[What to work on]
If a line in the data below contains the word "icon", copy it out.

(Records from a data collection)
###

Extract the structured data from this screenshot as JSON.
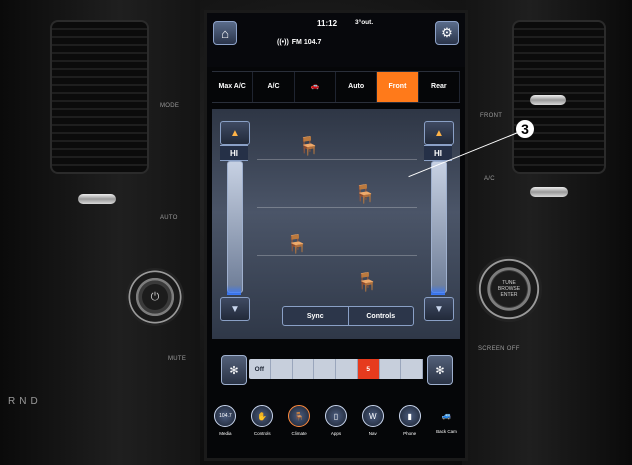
{
  "status_bar": {
    "time": "11:12",
    "temperature": "3°out.",
    "radio": "FM 104.7"
  },
  "tabs": [
    {
      "label": "Max A/C"
    },
    {
      "label": "A/C"
    },
    {
      "label": ""
    },
    {
      "label": "Auto"
    },
    {
      "label": "Front",
      "active": true
    },
    {
      "label": "Rear"
    }
  ],
  "climate": {
    "left_temp": "HI",
    "right_temp": "HI",
    "sync_label": "Sync",
    "controls_label": "Controls"
  },
  "fan": {
    "off_label": "Off",
    "level": "5"
  },
  "dock": [
    {
      "label": "Media",
      "icon": "104.7"
    },
    {
      "label": "Controls",
      "icon": "controls-icon"
    },
    {
      "label": "Climate",
      "icon": "climate-icon"
    },
    {
      "label": "Apps",
      "icon": "apps-icon"
    },
    {
      "label": "Nav",
      "icon": "nav-icon"
    },
    {
      "label": "Phone",
      "icon": "phone-icon"
    },
    {
      "label": "Back Cam",
      "icon": "back-cam-icon"
    }
  ],
  "side_buttons_left": [
    "MODE",
    "AUTO"
  ],
  "side_buttons_right": [
    "FRONT",
    "A/C"
  ],
  "knob_left_label": "",
  "knob_right_label": "TUNE BROWSE ENTER",
  "mute_label": "MUTE",
  "screen_off_label": "SCREEN OFF",
  "gear_text": "RND",
  "callout_number": "3",
  "colors": {
    "accent": "#ff7a1a",
    "fan_active": "#e63b1e"
  }
}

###

[Response to the exercise]
      "icon": "104.7"
      "icon": "controls-icon"
      "icon": "climate-icon"
      "icon": "apps-icon"
      "icon": "nav-icon"
      "icon": "phone-icon"
      "icon": "back-cam-icon"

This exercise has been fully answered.